[[ Provided records, beginning ]]

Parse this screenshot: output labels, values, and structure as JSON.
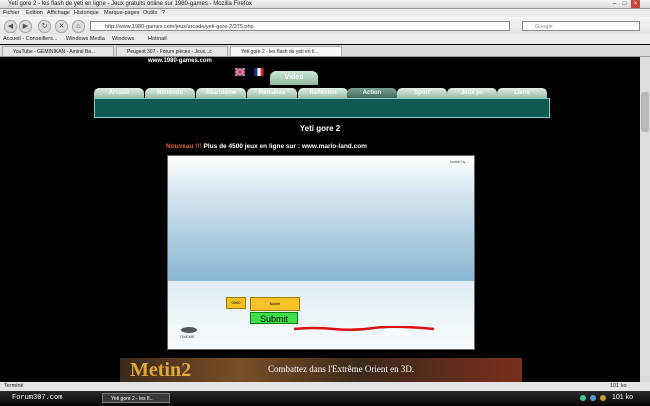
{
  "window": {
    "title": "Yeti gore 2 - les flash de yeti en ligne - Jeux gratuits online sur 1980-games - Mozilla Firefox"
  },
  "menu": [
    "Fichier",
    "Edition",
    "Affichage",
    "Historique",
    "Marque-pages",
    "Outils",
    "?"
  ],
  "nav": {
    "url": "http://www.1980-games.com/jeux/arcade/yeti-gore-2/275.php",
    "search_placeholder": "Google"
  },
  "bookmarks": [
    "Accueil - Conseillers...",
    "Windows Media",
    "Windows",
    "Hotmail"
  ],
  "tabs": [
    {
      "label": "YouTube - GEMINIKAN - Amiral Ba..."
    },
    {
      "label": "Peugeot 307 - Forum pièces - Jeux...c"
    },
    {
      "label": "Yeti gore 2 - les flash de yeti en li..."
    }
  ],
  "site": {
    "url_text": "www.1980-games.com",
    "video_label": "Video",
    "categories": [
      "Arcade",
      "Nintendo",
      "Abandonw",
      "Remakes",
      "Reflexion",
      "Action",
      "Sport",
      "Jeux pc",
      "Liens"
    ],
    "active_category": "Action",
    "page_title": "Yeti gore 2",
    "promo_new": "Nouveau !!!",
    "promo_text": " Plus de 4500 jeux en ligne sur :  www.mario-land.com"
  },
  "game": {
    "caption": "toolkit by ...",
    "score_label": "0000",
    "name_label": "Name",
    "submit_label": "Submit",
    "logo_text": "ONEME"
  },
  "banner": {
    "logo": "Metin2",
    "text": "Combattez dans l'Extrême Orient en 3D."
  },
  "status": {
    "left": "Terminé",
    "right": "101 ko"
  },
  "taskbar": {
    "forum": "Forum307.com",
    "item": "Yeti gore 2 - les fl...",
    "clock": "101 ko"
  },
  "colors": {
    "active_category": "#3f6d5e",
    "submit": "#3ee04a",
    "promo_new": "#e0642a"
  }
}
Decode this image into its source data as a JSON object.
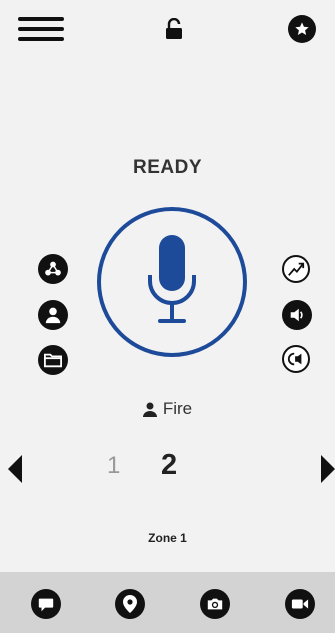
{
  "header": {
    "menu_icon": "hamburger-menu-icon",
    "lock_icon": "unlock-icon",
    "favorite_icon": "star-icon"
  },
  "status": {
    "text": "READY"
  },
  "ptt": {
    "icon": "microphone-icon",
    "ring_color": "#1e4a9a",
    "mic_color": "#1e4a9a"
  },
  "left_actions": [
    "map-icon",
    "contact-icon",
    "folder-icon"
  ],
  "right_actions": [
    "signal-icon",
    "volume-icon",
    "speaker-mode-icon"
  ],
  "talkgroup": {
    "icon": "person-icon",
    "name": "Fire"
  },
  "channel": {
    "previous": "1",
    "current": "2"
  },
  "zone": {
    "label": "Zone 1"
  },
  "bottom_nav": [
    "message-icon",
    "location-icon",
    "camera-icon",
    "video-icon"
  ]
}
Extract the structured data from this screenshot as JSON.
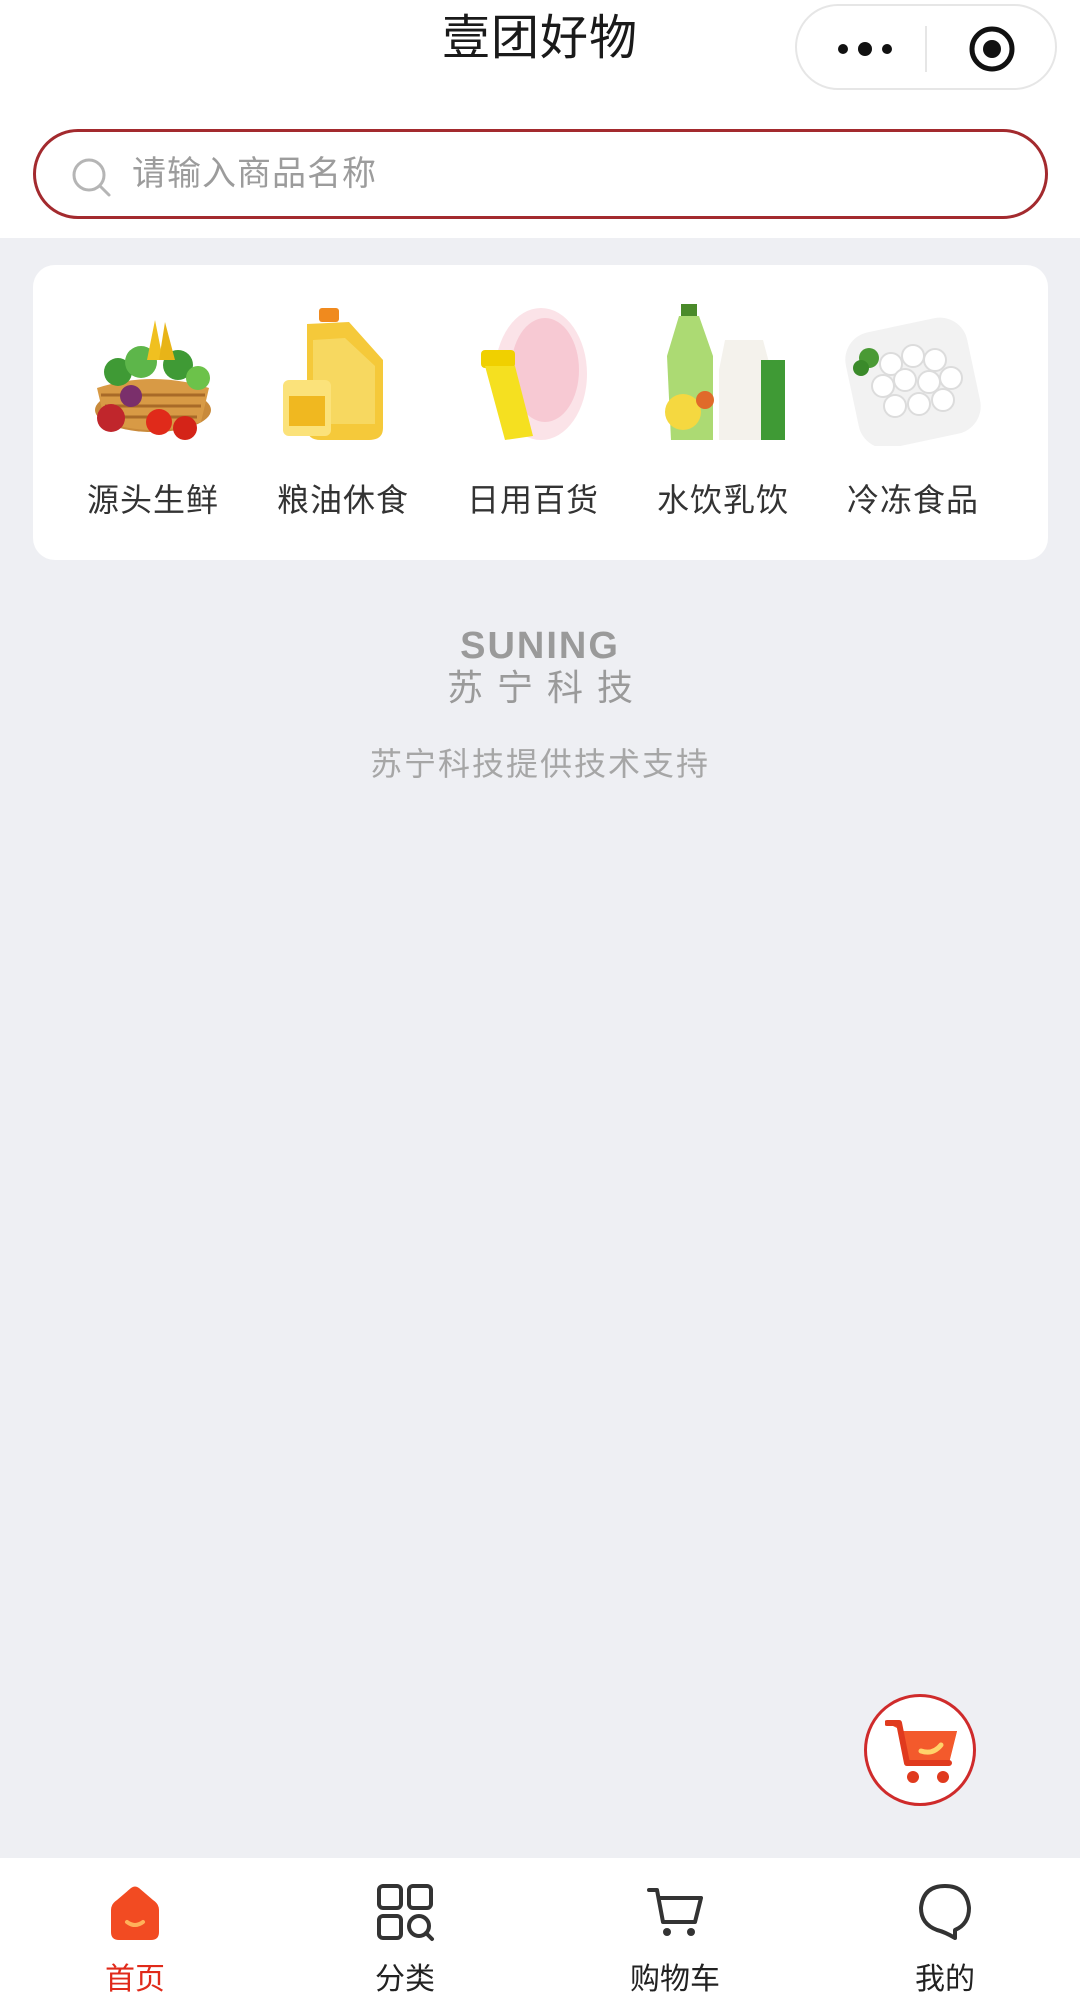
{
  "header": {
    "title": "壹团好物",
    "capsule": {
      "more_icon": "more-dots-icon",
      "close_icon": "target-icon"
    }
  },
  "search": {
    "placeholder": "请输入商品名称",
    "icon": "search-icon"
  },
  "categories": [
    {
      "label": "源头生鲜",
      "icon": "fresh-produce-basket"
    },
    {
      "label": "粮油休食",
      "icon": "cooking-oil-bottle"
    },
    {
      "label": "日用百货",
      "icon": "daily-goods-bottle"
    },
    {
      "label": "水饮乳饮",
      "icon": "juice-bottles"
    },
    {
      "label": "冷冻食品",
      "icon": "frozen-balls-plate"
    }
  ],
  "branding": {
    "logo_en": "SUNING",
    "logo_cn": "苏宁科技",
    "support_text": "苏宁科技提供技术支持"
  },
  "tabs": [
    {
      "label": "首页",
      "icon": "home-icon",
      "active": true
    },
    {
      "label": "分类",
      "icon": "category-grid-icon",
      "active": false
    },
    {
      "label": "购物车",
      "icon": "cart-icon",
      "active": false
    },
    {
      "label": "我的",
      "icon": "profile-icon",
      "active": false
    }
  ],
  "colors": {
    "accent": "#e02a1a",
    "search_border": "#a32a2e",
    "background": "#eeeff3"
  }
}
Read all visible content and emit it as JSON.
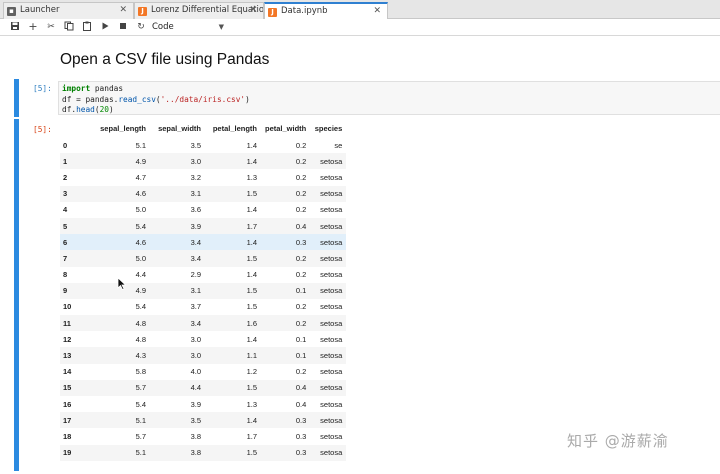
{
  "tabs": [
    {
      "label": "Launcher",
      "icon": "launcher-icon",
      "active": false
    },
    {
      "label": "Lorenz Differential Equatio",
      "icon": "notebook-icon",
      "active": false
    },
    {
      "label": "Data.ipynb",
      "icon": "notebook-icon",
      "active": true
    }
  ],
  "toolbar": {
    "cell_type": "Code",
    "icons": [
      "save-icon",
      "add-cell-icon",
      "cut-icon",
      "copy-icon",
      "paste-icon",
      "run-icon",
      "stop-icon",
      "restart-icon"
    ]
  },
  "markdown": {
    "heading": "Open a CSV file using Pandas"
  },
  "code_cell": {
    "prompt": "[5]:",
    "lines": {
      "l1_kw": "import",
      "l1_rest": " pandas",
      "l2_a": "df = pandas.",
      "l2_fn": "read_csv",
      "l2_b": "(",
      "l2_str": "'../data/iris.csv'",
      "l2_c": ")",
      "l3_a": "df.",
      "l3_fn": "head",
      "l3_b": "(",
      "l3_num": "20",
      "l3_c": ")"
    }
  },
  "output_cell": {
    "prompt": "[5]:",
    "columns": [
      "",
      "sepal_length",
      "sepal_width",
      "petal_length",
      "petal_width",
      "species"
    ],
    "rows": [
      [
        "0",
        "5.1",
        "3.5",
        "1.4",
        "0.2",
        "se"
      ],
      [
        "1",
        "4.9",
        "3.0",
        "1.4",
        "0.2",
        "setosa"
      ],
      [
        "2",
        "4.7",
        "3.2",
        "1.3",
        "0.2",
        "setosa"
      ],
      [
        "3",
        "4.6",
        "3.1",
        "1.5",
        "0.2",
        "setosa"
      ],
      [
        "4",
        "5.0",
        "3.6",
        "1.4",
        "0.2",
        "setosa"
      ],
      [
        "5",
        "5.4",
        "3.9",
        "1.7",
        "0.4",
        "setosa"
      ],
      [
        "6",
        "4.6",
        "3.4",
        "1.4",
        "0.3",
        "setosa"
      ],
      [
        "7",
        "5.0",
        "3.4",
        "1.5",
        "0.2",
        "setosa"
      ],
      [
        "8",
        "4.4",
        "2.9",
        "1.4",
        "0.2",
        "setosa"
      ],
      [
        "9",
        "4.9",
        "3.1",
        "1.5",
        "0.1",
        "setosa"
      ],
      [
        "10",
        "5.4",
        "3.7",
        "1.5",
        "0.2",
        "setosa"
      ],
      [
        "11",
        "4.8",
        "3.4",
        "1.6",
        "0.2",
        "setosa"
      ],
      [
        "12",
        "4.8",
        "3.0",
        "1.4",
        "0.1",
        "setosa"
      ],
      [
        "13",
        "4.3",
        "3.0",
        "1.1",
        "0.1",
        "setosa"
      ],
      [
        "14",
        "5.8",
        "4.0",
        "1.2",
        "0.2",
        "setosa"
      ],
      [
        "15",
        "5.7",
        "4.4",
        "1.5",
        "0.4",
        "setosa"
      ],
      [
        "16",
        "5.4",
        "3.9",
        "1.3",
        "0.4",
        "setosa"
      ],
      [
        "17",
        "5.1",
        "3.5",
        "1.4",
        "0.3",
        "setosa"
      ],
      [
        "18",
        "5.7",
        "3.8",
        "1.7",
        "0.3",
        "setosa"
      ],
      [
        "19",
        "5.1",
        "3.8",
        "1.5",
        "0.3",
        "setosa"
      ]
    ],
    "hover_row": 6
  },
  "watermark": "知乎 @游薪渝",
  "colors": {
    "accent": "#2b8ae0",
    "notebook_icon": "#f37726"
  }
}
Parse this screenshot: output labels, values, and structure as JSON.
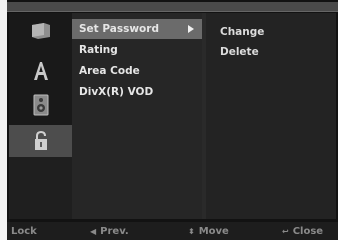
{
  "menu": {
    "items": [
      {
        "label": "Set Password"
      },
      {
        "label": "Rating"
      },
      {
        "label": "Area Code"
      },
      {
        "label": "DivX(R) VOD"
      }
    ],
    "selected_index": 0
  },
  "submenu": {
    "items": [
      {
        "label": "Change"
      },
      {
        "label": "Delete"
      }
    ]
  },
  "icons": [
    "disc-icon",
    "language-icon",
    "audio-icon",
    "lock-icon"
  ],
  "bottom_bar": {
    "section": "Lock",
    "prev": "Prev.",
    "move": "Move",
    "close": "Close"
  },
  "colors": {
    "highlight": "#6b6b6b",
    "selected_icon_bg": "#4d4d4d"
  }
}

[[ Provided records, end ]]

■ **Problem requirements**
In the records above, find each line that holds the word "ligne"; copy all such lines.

■ **Answer to the exercise**
    "title": "Yeti gore 2 - les flash de yeti en ligne - Jeux gratuits online sur 1980-games - Mozilla Firefox"
    "promo_text": " Plus de 4500 jeux en ligne sur :  www.mario-land.com"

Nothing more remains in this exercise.